**What to do**
Find and copy each line of the records where the string "manager" shows up.
--- START ---
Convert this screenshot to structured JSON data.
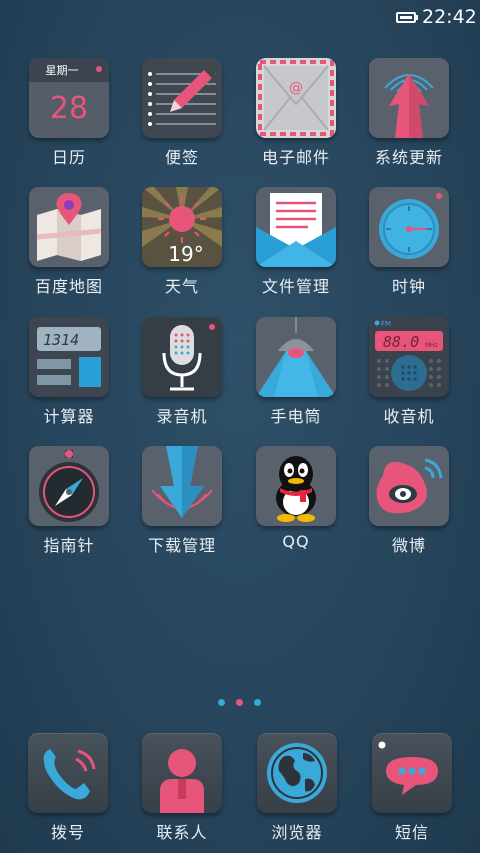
{
  "status_bar": {
    "time": "22:42",
    "battery_icon": "battery-full-icon"
  },
  "apps": [
    {
      "label": "日历",
      "icon": "calendar-icon",
      "weekday": "星期一",
      "day": "28"
    },
    {
      "label": "便签",
      "icon": "notepad-icon"
    },
    {
      "label": "电子邮件",
      "icon": "email-icon"
    },
    {
      "label": "系统更新",
      "icon": "system-update-icon"
    },
    {
      "label": "百度地图",
      "icon": "map-icon"
    },
    {
      "label": "天气",
      "icon": "weather-icon",
      "temperature": "19°"
    },
    {
      "label": "文件管理",
      "icon": "file-manager-icon"
    },
    {
      "label": "时钟",
      "icon": "clock-icon"
    },
    {
      "label": "计算器",
      "icon": "calculator-icon",
      "display": "1314"
    },
    {
      "label": "录音机",
      "icon": "recorder-icon"
    },
    {
      "label": "手电筒",
      "icon": "flashlight-icon"
    },
    {
      "label": "收音机",
      "icon": "radio-icon",
      "band": "FM",
      "frequency": "88.0",
      "unit": "MHz"
    },
    {
      "label": "指南针",
      "icon": "compass-icon"
    },
    {
      "label": "下载管理",
      "icon": "download-manager-icon"
    },
    {
      "label": "QQ",
      "icon": "qq-icon"
    },
    {
      "label": "微博",
      "icon": "weibo-icon"
    }
  ],
  "page_indicator": {
    "count": 3,
    "active": 1,
    "colors": [
      "#3aa9d9",
      "#e8557a",
      "#3aa9d9"
    ]
  },
  "dock": [
    {
      "label": "拨号",
      "icon": "phone-icon"
    },
    {
      "label": "联系人",
      "icon": "contacts-icon"
    },
    {
      "label": "浏览器",
      "icon": "browser-icon"
    },
    {
      "label": "短信",
      "icon": "messages-icon"
    }
  ],
  "colors": {
    "accent_pink": "#e8557a",
    "accent_blue": "#3aa9d9",
    "background": "#2a4860"
  }
}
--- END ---
**Expected output**
      "icon": "file-manager-icon"
      "icon": "download-manager-icon"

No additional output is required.